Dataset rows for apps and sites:
........
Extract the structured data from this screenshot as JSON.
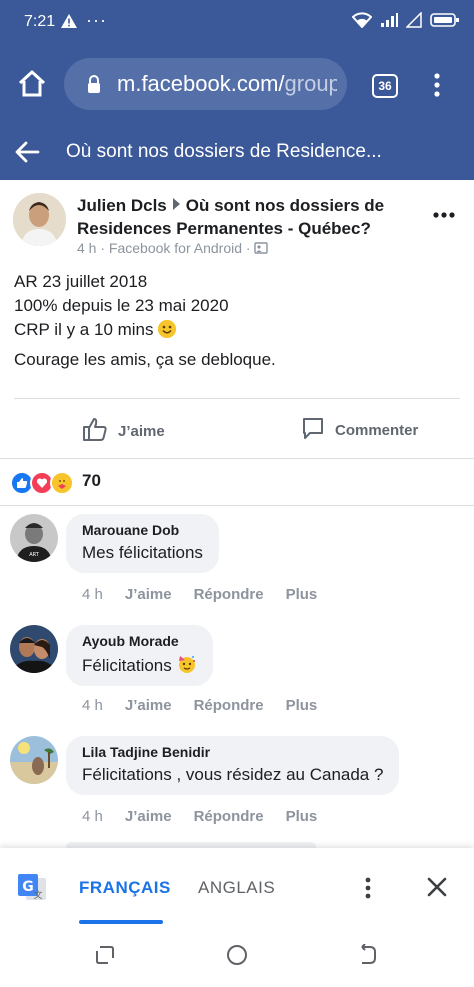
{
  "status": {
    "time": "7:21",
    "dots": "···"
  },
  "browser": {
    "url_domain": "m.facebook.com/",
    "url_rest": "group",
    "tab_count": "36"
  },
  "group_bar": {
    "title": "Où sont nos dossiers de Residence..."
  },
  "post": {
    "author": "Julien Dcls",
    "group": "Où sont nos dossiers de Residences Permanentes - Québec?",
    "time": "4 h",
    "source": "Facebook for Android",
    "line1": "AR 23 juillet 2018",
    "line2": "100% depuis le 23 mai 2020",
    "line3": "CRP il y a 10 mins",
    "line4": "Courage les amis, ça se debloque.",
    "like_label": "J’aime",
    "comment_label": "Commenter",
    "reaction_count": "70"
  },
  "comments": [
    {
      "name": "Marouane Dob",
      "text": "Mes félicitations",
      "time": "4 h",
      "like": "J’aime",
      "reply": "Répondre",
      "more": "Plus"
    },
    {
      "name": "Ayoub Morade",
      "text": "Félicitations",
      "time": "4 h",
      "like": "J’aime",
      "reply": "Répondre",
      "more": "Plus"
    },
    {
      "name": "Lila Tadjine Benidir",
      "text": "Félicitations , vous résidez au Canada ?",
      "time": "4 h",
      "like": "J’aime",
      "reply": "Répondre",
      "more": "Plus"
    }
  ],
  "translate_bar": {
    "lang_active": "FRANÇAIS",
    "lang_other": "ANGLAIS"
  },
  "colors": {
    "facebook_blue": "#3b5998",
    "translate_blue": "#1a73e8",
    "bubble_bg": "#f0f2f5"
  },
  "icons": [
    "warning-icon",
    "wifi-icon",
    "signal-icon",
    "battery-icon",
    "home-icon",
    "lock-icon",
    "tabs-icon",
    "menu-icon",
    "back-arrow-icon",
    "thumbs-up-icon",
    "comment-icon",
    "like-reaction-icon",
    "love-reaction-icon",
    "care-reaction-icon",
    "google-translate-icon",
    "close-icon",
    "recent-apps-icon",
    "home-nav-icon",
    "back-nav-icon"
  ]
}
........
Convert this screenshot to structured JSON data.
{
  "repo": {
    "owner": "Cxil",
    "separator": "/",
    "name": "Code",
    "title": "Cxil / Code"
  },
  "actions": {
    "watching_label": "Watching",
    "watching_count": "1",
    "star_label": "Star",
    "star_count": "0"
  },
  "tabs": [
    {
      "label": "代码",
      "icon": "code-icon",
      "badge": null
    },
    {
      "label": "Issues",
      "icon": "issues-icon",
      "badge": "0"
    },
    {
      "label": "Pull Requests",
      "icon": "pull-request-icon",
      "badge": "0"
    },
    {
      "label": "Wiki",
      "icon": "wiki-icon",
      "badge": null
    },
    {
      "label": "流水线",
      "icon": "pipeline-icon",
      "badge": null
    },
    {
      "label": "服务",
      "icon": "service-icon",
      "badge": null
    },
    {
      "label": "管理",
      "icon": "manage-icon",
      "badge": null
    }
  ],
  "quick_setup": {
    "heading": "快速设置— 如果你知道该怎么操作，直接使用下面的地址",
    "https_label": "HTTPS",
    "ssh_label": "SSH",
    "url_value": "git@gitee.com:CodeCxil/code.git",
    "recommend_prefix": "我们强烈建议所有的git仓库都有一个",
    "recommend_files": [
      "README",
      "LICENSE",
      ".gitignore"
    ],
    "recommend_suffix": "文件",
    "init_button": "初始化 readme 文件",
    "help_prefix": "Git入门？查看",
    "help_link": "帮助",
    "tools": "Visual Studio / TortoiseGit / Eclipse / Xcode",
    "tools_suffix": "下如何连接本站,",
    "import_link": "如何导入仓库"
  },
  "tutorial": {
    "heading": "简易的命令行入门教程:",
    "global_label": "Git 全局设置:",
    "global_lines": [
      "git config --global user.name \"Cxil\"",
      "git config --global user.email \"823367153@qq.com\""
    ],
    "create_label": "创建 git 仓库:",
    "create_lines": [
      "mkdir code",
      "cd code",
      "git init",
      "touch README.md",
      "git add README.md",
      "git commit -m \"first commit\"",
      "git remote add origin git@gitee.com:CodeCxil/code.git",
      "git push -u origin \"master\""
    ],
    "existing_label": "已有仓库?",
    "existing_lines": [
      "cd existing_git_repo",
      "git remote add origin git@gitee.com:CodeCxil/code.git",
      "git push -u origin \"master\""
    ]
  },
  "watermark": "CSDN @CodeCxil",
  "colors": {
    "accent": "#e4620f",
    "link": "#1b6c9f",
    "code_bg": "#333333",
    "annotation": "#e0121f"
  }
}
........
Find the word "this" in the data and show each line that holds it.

Extract the structured data from this screenshot as JSON.
Convert this screenshot to structured JSON data.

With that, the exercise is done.